I continue to surprise myself. No sooner had the school director nudged me towards another beautiful Debussy piece for the piano, one of the collection from which we chose music for my other pieces, than I began to see movement on my teenage girls. I can’t quite explain this. Maybe it is because I like the music so much, and I have been teaching these girls since January, and I feel a burgeoning rapport with them. Maybe I work well under pressure–I always did in an academic environment. But whatever the reason, I found myself resisting help from the school director when she offered it to me. No, I wanted this one. It is short, it is challenging. The kids are novices, but they are eager. The director found gorgeous costumes for them that flatter their leggy, still untrained bodies and recall Mr. Balanchine’s leotard ballets–simple, sophisticated, elegant; exactly what you want when you are thirteen and taking your first tentative steps into adult shoes. And what better tribute: Mr. Balanchine himself fashioned a school and company from untrained novices when he landed on American soil.
This process feels good. I find myself wanting more of it, more opportunities to create. There is no guarantee that my girls and I will pull this off with just two short weeks of rehearsal time remaining, and a finale yet to do. (Tomorrow!) But I have a feeling we will all be just fine, my girls and I–even the one of us who is careful, and neat, and tidy, and organized, and on time. Now I am learning to run with scissors, and I confess I like it.
I leave you with the music playing in an endless loop in my head.
4 thoughts on “Running With Scissors”
I am completely sure that you will pull it off, and what’s more that the group will excel beyond your or anyone’s wildest dreams. Teens’ speciality, after all, is surprising adults.

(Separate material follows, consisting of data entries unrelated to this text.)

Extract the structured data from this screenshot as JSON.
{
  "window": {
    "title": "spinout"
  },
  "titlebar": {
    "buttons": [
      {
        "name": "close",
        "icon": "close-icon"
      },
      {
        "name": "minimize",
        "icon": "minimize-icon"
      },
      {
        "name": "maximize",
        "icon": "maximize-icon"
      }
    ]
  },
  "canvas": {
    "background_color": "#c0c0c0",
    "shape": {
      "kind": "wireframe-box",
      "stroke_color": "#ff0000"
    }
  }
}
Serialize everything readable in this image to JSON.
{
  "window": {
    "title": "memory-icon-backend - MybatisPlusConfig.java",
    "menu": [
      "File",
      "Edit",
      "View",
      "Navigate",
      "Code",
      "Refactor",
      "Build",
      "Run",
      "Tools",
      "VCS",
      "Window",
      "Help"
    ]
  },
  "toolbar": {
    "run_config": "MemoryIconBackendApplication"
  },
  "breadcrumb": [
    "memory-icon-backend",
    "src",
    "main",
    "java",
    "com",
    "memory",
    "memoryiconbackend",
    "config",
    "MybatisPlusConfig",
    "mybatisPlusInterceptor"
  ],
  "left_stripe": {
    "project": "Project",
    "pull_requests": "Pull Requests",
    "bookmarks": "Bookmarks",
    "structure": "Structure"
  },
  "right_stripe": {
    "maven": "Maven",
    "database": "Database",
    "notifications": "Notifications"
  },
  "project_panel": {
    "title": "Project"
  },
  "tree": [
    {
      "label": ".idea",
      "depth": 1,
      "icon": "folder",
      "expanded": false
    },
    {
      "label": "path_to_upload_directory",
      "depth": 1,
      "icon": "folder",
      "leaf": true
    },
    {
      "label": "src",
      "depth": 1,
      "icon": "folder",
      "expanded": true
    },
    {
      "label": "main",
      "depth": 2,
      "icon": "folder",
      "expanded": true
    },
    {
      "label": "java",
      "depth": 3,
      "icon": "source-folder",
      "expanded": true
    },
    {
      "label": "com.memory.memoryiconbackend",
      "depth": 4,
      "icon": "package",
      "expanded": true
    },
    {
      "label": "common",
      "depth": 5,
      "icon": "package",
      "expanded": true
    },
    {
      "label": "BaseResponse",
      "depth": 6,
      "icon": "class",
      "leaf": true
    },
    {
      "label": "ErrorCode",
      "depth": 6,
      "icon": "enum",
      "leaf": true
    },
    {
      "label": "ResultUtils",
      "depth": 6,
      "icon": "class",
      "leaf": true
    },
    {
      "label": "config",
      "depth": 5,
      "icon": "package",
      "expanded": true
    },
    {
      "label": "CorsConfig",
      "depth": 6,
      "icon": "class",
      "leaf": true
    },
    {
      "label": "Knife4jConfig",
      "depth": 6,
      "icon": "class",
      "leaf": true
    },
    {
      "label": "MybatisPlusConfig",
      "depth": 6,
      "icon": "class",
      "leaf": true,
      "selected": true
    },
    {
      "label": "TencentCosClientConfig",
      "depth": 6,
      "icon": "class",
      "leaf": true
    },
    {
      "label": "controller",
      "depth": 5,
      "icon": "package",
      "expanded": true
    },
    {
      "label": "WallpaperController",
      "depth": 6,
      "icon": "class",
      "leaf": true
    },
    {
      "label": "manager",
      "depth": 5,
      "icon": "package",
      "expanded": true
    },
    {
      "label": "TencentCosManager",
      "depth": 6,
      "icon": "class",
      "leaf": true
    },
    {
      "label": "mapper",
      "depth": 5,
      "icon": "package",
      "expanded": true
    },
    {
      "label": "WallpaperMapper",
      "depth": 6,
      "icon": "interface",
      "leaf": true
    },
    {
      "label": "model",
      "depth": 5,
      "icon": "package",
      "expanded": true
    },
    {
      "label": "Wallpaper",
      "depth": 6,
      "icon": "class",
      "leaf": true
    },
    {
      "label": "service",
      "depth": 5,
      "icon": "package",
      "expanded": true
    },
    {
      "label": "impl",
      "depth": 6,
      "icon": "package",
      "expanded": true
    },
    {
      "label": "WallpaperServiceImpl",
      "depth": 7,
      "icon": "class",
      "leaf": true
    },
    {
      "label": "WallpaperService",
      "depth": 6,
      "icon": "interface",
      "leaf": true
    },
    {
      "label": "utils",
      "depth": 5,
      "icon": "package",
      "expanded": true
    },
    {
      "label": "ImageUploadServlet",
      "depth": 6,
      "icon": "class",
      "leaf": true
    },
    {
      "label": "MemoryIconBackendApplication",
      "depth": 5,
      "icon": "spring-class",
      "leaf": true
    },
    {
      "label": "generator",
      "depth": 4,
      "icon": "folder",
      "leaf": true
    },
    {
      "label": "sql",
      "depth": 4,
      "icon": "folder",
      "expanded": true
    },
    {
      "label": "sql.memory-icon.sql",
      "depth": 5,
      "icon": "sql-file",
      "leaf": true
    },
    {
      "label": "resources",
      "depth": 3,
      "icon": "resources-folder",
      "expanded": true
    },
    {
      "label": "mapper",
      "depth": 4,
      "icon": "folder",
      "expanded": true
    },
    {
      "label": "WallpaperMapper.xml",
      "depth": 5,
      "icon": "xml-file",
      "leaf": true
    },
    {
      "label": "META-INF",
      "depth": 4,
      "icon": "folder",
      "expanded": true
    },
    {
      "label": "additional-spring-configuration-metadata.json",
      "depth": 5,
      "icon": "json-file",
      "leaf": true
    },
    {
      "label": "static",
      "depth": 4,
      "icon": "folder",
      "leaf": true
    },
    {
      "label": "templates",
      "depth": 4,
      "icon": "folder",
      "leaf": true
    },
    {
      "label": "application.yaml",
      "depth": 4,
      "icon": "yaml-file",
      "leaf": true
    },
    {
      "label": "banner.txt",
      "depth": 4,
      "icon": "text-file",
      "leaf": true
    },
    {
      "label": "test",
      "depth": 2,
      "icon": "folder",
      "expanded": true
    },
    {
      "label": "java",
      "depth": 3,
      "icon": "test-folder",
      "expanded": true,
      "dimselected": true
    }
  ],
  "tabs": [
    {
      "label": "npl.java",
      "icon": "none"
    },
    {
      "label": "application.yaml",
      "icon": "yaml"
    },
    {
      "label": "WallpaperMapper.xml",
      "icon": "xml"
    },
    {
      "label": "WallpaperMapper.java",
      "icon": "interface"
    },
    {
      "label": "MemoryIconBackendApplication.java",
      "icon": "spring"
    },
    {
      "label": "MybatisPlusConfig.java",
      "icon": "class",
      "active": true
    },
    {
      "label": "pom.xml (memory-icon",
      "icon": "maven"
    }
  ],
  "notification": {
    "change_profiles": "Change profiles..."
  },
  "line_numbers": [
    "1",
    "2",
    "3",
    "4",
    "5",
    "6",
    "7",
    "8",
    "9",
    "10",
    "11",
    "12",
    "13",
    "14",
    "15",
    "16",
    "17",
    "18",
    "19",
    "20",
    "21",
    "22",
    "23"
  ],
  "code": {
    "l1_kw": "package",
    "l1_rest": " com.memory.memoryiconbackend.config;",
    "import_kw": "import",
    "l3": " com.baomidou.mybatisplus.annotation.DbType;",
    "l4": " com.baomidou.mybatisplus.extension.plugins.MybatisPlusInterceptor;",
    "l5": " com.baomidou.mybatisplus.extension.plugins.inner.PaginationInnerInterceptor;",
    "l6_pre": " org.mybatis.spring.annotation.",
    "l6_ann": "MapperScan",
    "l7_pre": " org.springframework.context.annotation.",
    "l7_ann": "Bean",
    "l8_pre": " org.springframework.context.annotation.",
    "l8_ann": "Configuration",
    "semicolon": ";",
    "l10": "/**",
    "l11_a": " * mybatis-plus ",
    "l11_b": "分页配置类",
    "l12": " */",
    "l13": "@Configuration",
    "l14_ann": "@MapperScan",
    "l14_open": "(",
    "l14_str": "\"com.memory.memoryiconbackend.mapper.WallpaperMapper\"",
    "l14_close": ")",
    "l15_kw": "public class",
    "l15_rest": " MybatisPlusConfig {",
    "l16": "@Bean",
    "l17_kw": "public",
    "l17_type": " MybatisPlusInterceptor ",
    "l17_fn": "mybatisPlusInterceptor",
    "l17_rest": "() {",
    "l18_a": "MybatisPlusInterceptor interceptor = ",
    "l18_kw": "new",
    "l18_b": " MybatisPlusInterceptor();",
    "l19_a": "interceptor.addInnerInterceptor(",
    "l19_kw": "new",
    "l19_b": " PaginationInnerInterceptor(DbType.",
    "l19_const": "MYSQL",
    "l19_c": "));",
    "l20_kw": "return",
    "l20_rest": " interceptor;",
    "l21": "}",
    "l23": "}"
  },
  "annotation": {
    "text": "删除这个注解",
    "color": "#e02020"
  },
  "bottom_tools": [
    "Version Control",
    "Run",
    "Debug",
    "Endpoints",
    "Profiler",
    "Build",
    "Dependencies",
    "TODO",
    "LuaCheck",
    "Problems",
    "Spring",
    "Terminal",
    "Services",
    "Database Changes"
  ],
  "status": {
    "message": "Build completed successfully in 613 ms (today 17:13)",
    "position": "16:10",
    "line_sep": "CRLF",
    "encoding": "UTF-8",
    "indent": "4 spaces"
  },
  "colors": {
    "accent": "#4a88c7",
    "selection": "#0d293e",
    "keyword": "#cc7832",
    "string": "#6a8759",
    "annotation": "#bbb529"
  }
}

In this kind of situation, they are eager for the reward of a dance piece despite their lack of long term training, so they will work hard to accomplish it. And what is so exciting, is their technique will visibly improve in the process. Teens like to know what the goal is for the basics they are working on at the barre. The ballet will show them the connections between what they are striving to do and the presentational result. Thus they will find satisfaction in performing with simplicity. (One of the original teachers at NAA was a Mrs. Stella Applebaum, I think I only took a few classes with her. I remember her saying “simple is not the same thing as easy: simple can be very difficult to do.” I never forgot that one!)
I am so happy that you could visualize them dancing to the music, and you will be so glad that you bit off this big hunk of challenge. Enjoy and congratulations! Let your loyal readers know how it goes.
Nicely put as always, dear friend, and I will most *definitely* give a follow-up report after June 2.~d
I studied under Stella Applebaum in the Buffalo, N.Y. area in the late 1950s. The training I received in her ballet classes served me well over the years even though I never made it a career. I used to baby sit her children now and then and she treated me to my first live ballet performance, which was The Bolshoi Ballet, Swan Lake in Toronto, Canada in 1959.
What a wonderful life experience for you, and a special memory. Thanks for stopping by and sharing!~Deb